Assigned task: After locating the line that contains "Extract the structured" in the following entries, reproduce it and each later line exactly, including the last.

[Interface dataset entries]
● ● ● ● ● ● ●

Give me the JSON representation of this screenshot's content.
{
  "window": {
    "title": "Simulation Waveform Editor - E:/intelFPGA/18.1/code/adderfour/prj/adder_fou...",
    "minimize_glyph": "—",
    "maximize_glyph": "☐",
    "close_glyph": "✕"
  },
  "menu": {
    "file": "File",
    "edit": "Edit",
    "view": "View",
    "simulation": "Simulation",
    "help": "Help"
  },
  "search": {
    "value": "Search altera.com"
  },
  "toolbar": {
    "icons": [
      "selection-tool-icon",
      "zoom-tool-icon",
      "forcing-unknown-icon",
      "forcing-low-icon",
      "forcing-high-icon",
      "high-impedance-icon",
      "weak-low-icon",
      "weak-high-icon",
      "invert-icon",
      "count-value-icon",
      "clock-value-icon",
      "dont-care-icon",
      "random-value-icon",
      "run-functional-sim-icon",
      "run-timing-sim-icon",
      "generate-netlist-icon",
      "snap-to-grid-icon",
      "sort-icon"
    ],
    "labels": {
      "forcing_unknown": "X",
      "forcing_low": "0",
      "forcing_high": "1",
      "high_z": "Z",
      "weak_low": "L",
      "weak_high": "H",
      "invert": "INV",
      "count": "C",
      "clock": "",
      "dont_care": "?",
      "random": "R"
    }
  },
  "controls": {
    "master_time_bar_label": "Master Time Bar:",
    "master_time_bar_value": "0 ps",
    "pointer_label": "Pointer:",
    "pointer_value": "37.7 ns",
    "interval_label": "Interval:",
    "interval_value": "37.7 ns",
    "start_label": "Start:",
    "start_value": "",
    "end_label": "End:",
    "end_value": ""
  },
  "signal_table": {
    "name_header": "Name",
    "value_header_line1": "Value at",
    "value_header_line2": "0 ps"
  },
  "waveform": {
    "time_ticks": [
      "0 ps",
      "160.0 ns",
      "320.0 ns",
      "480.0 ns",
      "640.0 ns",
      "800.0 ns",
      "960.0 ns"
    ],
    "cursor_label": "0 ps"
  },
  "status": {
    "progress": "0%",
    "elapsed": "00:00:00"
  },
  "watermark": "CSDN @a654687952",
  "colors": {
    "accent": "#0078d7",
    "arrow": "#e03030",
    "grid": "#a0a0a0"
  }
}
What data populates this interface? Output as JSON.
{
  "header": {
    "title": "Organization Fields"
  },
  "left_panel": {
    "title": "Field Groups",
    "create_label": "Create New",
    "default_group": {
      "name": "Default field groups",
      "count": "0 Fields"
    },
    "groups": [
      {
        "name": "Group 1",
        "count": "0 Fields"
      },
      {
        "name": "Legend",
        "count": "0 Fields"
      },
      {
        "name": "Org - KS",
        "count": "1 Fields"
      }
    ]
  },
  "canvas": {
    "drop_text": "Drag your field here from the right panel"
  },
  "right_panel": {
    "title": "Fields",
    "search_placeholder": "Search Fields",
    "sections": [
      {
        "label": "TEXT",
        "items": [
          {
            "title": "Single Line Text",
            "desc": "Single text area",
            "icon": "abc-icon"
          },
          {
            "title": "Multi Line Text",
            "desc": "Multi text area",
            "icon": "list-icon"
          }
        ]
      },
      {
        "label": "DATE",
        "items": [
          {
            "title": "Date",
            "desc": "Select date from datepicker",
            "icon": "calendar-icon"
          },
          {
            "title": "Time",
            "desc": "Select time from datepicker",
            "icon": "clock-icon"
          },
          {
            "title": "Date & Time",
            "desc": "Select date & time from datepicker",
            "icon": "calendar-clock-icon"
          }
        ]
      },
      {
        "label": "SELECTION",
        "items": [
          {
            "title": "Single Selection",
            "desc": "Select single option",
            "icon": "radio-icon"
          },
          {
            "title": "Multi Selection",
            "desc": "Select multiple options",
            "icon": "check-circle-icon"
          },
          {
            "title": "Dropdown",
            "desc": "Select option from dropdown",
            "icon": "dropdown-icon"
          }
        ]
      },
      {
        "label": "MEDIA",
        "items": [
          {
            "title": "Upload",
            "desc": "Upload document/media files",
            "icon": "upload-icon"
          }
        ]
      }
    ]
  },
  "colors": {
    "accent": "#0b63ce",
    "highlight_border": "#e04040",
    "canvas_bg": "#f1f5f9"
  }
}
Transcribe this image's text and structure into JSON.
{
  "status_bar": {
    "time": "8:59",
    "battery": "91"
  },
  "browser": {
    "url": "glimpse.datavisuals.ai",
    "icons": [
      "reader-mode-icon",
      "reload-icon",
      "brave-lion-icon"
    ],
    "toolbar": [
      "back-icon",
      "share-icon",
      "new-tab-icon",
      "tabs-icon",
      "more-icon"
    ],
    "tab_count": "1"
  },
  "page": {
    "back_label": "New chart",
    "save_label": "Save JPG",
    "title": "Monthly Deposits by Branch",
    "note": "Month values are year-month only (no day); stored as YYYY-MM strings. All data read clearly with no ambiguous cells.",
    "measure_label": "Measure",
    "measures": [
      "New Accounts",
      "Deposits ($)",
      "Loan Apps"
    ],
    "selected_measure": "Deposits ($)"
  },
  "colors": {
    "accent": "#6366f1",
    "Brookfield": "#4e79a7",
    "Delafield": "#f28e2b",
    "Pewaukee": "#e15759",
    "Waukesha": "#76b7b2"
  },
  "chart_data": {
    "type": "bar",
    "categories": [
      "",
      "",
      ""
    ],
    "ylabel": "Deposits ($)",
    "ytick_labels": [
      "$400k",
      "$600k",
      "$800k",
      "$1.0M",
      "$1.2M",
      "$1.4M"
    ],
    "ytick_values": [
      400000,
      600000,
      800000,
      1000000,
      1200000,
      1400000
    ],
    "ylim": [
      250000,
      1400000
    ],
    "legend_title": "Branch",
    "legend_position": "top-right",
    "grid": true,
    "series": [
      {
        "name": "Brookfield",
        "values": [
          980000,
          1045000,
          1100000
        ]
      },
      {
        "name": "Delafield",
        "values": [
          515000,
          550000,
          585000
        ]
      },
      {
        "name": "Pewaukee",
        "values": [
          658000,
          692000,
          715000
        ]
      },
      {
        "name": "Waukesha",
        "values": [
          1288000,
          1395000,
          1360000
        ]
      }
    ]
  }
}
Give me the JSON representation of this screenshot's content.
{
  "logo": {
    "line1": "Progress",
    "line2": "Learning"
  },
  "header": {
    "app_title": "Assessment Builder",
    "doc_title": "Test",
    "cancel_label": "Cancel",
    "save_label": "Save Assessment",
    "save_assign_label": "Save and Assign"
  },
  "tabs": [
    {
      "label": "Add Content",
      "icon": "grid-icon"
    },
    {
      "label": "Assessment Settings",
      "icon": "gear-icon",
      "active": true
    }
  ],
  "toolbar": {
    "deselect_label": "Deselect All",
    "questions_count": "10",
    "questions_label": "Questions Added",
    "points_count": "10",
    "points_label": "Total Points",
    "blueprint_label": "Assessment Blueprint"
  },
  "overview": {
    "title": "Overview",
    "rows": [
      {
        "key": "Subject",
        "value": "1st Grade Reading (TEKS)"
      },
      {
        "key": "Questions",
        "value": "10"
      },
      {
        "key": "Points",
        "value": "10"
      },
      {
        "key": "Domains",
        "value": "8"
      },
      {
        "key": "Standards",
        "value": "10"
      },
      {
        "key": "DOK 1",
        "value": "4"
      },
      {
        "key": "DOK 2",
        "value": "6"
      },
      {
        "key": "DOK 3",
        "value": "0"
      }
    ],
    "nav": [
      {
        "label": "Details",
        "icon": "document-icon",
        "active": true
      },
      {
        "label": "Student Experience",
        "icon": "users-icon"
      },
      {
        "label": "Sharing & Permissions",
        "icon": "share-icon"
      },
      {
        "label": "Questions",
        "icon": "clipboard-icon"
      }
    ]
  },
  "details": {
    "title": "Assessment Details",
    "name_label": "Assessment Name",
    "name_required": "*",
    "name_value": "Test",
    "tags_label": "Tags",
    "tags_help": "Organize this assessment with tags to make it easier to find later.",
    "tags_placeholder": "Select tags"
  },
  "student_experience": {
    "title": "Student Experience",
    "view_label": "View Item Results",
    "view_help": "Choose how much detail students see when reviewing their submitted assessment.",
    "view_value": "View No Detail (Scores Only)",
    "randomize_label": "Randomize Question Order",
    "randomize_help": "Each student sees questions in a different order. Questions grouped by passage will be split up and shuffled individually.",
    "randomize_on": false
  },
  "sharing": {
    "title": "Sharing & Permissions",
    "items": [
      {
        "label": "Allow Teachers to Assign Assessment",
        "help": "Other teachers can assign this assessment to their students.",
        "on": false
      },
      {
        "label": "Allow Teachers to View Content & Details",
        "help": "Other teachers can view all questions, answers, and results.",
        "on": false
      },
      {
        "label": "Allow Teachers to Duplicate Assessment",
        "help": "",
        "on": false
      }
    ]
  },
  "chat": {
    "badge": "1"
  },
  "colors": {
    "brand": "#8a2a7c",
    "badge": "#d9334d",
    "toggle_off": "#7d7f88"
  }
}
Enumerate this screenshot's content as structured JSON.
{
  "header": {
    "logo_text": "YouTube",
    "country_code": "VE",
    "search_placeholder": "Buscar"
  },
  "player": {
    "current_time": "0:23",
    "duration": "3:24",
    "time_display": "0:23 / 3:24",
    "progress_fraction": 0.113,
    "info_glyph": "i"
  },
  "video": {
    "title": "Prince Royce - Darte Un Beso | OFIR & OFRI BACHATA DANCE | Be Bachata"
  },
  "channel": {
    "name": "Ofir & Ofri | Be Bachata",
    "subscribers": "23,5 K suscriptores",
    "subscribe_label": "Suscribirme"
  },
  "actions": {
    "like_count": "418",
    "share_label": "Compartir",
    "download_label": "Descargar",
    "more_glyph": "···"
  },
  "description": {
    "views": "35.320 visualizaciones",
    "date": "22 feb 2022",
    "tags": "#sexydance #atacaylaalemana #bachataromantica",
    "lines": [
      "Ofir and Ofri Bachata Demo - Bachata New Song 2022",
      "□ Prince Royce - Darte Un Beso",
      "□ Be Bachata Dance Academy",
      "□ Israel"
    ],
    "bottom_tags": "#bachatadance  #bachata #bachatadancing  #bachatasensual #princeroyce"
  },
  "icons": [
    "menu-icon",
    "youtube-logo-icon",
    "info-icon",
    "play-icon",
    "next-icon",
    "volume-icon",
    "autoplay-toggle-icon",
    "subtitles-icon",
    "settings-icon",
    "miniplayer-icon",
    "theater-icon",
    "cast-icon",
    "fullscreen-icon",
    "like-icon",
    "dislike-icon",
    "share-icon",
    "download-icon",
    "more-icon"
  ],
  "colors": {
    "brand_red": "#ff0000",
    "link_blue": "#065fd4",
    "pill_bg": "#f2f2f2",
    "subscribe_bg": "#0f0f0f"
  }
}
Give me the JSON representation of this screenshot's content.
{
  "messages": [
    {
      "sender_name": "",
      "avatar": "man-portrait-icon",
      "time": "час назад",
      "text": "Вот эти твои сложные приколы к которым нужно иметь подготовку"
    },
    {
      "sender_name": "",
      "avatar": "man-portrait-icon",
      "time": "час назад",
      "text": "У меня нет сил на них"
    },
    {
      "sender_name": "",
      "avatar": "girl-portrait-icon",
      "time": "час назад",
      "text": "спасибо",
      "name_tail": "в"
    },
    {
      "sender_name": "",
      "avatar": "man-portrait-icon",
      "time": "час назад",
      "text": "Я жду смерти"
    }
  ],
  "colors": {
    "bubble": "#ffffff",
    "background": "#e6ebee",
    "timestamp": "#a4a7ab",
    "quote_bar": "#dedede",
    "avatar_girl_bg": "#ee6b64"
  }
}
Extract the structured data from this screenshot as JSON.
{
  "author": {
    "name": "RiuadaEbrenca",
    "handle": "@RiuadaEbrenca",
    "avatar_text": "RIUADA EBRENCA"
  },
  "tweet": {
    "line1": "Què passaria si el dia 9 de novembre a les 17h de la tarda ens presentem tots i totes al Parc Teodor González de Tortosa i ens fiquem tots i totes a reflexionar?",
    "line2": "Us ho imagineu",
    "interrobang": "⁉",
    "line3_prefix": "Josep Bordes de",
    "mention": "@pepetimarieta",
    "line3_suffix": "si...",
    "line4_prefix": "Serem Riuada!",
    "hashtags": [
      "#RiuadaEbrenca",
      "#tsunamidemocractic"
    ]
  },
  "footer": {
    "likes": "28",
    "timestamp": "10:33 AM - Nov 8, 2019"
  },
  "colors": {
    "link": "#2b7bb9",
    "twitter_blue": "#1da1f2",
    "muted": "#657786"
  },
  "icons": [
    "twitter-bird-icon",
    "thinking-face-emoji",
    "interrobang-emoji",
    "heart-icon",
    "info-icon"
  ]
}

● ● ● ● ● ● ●

Solved exercise:
Extract the structured data from this screenshot as JSON.
{
  "author": {
    "name": "RiuadaEbrenca",
    "handle": "@RiuadaEbrenca",
    "avatar_text": "RIUADA EBRENCA"
  },
  "tweet": {
    "line1": "Què passaria si el dia 9 de novembre a les 17h de la tarda ens presentem tots i totes al Parc Teodor González de Tortosa i ens fiquem tots i totes a reflexionar?",
    "line2": "Us ho imagineu",
    "interrobang": "⁉",
    "line3_prefix": "Josep Bordes de",
    "mention": "@pepetimarieta",
    "line3_suffix": "si...",
    "line4_prefix": "Serem Riuada!",
    "hashtags": [
      "#RiuadaEbrenca",
      "#tsunamidemocractic"
    ]
  },
  "footer": {
    "likes": "28",
    "timestamp": "10:33 AM - Nov 8, 2019"
  },
  "colors": {
    "link": "#2b7bb9",
    "twitter_blue": "#1da1f2",
    "muted": "#657786"
  },
  "icons": [
    "twitter-bird-icon",
    "thinking-face-emoji",
    "interrobang-emoji",
    "heart-icon",
    "info-icon"
  ]
}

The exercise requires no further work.